Exercise directions: Collect from the data below each line with "JSON".
[Opening Records provided section]
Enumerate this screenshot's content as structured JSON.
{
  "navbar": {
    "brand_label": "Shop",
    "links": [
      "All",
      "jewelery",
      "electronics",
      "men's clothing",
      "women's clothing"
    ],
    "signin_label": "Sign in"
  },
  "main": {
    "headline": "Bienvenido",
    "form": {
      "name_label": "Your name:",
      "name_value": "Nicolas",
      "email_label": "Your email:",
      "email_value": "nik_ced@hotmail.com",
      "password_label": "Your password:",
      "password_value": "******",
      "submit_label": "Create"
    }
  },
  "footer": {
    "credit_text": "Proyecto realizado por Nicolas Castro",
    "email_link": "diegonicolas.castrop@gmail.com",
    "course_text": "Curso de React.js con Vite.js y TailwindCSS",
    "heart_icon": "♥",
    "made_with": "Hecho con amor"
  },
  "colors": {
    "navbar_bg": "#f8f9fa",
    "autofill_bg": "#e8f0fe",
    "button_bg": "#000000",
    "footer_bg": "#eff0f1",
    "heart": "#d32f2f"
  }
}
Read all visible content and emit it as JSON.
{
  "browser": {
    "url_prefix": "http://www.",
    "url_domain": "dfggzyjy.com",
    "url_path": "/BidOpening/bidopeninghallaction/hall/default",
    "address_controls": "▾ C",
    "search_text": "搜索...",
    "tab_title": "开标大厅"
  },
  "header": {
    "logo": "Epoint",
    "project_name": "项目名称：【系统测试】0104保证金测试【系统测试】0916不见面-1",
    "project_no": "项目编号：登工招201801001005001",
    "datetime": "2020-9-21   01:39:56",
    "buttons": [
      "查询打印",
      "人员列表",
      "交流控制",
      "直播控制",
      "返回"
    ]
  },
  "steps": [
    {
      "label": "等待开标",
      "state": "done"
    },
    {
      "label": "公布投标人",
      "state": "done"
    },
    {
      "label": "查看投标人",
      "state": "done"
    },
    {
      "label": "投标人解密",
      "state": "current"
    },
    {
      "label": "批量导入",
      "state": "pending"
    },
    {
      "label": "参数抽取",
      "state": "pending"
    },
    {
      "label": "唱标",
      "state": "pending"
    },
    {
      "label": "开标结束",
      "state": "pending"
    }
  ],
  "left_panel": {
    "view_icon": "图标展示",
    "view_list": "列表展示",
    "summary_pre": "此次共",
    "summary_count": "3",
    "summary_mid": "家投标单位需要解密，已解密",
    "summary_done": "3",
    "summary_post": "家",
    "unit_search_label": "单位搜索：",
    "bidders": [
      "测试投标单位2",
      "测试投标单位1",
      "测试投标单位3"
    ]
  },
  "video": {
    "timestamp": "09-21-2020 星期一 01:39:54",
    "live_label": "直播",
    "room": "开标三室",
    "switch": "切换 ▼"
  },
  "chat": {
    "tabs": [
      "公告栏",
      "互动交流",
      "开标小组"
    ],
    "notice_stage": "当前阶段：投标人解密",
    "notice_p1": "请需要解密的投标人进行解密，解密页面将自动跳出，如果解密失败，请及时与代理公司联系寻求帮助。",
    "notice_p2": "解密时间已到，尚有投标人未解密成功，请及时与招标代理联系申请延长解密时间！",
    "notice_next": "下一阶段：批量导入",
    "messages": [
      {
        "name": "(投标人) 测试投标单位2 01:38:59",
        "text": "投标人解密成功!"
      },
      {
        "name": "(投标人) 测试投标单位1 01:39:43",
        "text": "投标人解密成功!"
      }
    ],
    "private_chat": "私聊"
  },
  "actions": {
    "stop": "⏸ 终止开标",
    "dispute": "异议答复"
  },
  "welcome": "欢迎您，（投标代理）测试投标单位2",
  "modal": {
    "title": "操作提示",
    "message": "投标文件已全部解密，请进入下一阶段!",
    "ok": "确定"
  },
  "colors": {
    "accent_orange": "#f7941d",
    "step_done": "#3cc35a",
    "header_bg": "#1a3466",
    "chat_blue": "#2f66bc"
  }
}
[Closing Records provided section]
Response:
Enumerate this screenshot's content as structured JSON.
Read all visible content and emit it as JSON.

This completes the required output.